REQUIRED ACTION — Set the data down again, exactly as it reads, but without the pictures.

THE INPUT —
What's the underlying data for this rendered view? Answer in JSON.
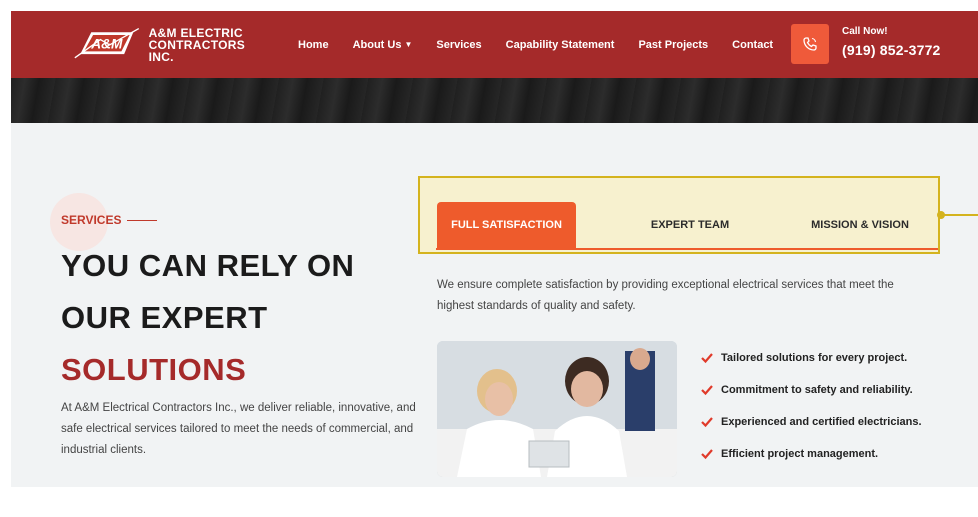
{
  "header": {
    "logo_text_line1": "A&M ELECTRIC",
    "logo_text_line2": "CONTRACTORS INC.",
    "nav": [
      {
        "label": "Home"
      },
      {
        "label": "About Us"
      },
      {
        "label": "Services"
      },
      {
        "label": "Capability Statement"
      },
      {
        "label": "Past Projects"
      },
      {
        "label": "Contact"
      }
    ],
    "call_label": "Call Now!",
    "call_number": "(919) 852-3772",
    "icons": {
      "phone": "phone-icon",
      "about_caret": "chevron-down-icon"
    }
  },
  "hero": {
    "section_tag": "SERVICES",
    "headline_line1": "YOU CAN RELY ON",
    "headline_line2": "OUR EXPERT",
    "headline_line3": "SOLUTIONS",
    "intro": "At A&M Electrical Contractors Inc., we deliver reliable, innovative, and safe electrical services tailored to meet the needs of commercial, and industrial clients."
  },
  "tabs": {
    "items": [
      {
        "label": "FULL SATISFACTION",
        "active": true
      },
      {
        "label": "EXPERT TEAM",
        "active": false
      },
      {
        "label": "MISSION & VISION",
        "active": false
      }
    ],
    "description": "We ensure complete satisfaction by providing exceptional electrical services that meet the highest standards of quality and safety.",
    "checklist": [
      "Tailored solutions for every project.",
      "Commitment to safety and reliability.",
      "Experienced and certified electricians.",
      "Efficient project management."
    ]
  },
  "colors": {
    "header_bg": "#a52a2a",
    "accent_orange": "#ee5b2c",
    "highlight_yellow": "#d4b31e",
    "headline_red": "#a52a2a"
  }
}
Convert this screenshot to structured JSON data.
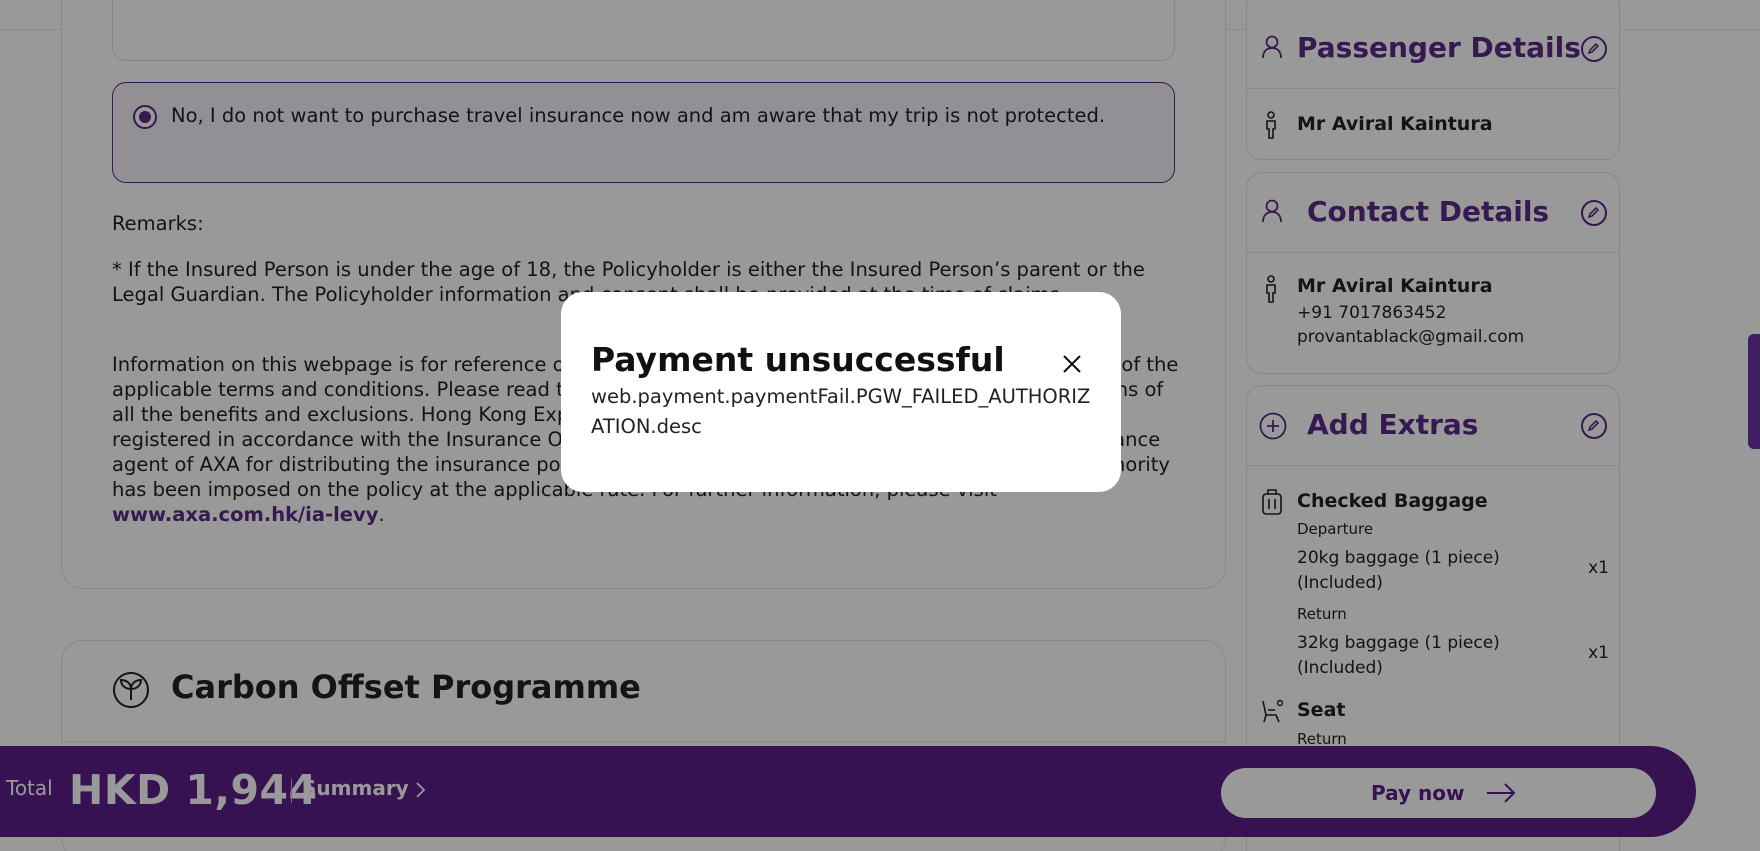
{
  "insurance": {
    "option_no_label": "No, I do not want to purchase travel insurance now and am aware that my trip is not protected.",
    "remarks_title": "Remarks:",
    "remark_1": "* If the Insured Person is under the age of 18, the Policyholder is either the Insured Person’s parent or the Legal Guardian. The Policyholder information and consent shall be provided at the time of claims.",
    "remark_2_text": "Information on this webpage is for reference only. Please refer to the policy wording for full description of the applicable terms and conditions. Please read the policy wording carefully for all the terms and conditions of all the benefits and exclusions. Hong Kong Express Airways Limited (Insurance Agent No. FA2201) is registered in accordance with the Insurance Ordinance (Cap. 41 of the Laws of Hong Kong) as an insurance agent of AXA for distributing the insurance policy. The levy collected on behalf of by the Insurance Authority has been imposed on the policy at the applicable rate. For further information, please visit",
    "remark_2_link": "www.axa.com.hk/ia-levy",
    "remark_2_end": "."
  },
  "carbon": {
    "title": "Carbon Offset Programme",
    "icon": "leaf-icon"
  },
  "sidebar": {
    "passenger": {
      "title": "Passenger Details",
      "name": "Mr Aviral Kaintura"
    },
    "contact": {
      "title": "Contact Details",
      "name": "Mr Aviral Kaintura",
      "phone": "+91 7017863452",
      "email": "provantablack@gmail.com"
    },
    "extras": {
      "title": "Add Extras",
      "baggage_title": "Checked Baggage",
      "departure_label": "Departure",
      "departure_item_line1": "20kg baggage (1 piece)",
      "departure_item_line2": "(Included)",
      "departure_qty": "x1",
      "return_label": "Return",
      "return_item_line1": "32kg baggage (1 piece)",
      "return_item_line2": "(Included)",
      "return_qty": "x1",
      "seat_title": "Seat",
      "seat_return_label": "Return"
    }
  },
  "bottom_bar": {
    "total_label": "Total",
    "total_value": "HKD 1,944",
    "summary_label": "Summary",
    "pay_label": "Pay now"
  },
  "modal": {
    "title": "Payment unsuccessful",
    "description": "web.payment.paymentFail.PGW_FAILED_AUTHORIZATION.desc"
  },
  "colors": {
    "brand_purple": "#5a1f8a",
    "overlay": "rgba(0,0,0,0.40)"
  }
}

EXERCISE ANSWER —
What's the underlying data for this rendered view? Answer in JSON.
{
  "header": {
    "logo_text_line1": "A&M ELECTRIC",
    "logo_text_line2": "CONTRACTORS INC.",
    "nav": [
      {
        "label": "Home"
      },
      {
        "label": "About Us"
      },
      {
        "label": "Services"
      },
      {
        "label": "Capability Statement"
      },
      {
        "label": "Past Projects"
      },
      {
        "label": "Contact"
      }
    ],
    "call_label": "Call Now!",
    "call_number": "(919) 852-3772",
    "icons": {
      "phone": "phone-icon",
      "about_caret": "chevron-down-icon"
    }
  },
  "hero": {
    "section_tag": "SERVICES",
    "headline_line1": "YOU CAN RELY ON",
    "headline_line2": "OUR EXPERT",
    "headline_line3": "SOLUTIONS",
    "intro": "At A&M Electrical Contractors Inc., we deliver reliable, innovative, and safe electrical services tailored to meet the needs of commercial, and industrial clients."
  },
  "tabs": {
    "items": [
      {
        "label": "FULL SATISFACTION",
        "active": true
      },
      {
        "label": "EXPERT TEAM",
        "active": false
      },
      {
        "label": "MISSION & VISION",
        "active": false
      }
    ],
    "description": "We ensure complete satisfaction by providing exceptional electrical services that meet the highest standards of quality and safety.",
    "checklist": [
      "Tailored solutions for every project.",
      "Commitment to safety and reliability.",
      "Experienced and certified electricians.",
      "Efficient project management."
    ]
  },
  "colors": {
    "header_bg": "#a52a2a",
    "accent_orange": "#ee5b2c",
    "highlight_yellow": "#d4b31e",
    "headline_red": "#a52a2a"
  }
}
Convert this screenshot to structured JSON data.
{
  "insurance": {
    "option_no_label": "No, I do not want to purchase travel insurance now and am aware that my trip is not protected.",
    "remarks_title": "Remarks:",
    "remark_1": "* If the Insured Person is under the age of 18, the Policyholder is either the Insured Person’s parent or the Legal Guardian. The Policyholder information and consent shall be provided at the time of claims.",
    "remark_2_text": "Information on this webpage is for reference only. Please refer to the policy wording for full description of the applicable terms and conditions. Please read the policy wording carefully for all the terms and conditions of all the benefits and exclusions. Hong Kong Express Airways Limited (Insurance Agent No. FA2201) is registered in accordance with the Insurance Ordinance (Cap. 41 of the Laws of Hong Kong) as an insurance agent of AXA for distributing the insurance policy. The levy collected on behalf of by the Insurance Authority has been imposed on the policy at the applicable rate. For further information, please visit",
    "remark_2_link": "www.axa.com.hk/ia-levy",
    "remark_2_end": "."
  },
  "carbon": {
    "title": "Carbon Offset Programme",
    "icon": "leaf-icon"
  },
  "sidebar": {
    "passenger": {
      "title": "Passenger Details",
      "name": "Mr Aviral Kaintura"
    },
    "contact": {
      "title": "Contact Details",
      "name": "Mr Aviral Kaintura",
      "phone": "+91 7017863452",
      "email": "provantablack@gmail.com"
    },
    "extras": {
      "title": "Add Extras",
      "baggage_title": "Checked Baggage",
      "departure_label": "Departure",
      "departure_item_line1": "20kg baggage (1 piece)",
      "departure_item_line2": "(Included)",
      "departure_qty": "x1",
      "return_label": "Return",
      "return_item_line1": "32kg baggage (1 piece)",
      "return_item_line2": "(Included)",
      "return_qty": "x1",
      "seat_title": "Seat",
      "seat_return_label": "Return"
    }
  },
  "bottom_bar": {
    "total_label": "Total",
    "total_value": "HKD 1,944",
    "summary_label": "Summary",
    "pay_label": "Pay now"
  },
  "modal": {
    "title": "Payment unsuccessful",
    "description": "web.payment.paymentFail.PGW_FAILED_AUTHORIZATION.desc"
  },
  "colors": {
    "brand_purple": "#5a1f8a",
    "overlay": "rgba(0,0,0,0.40)"
  }
}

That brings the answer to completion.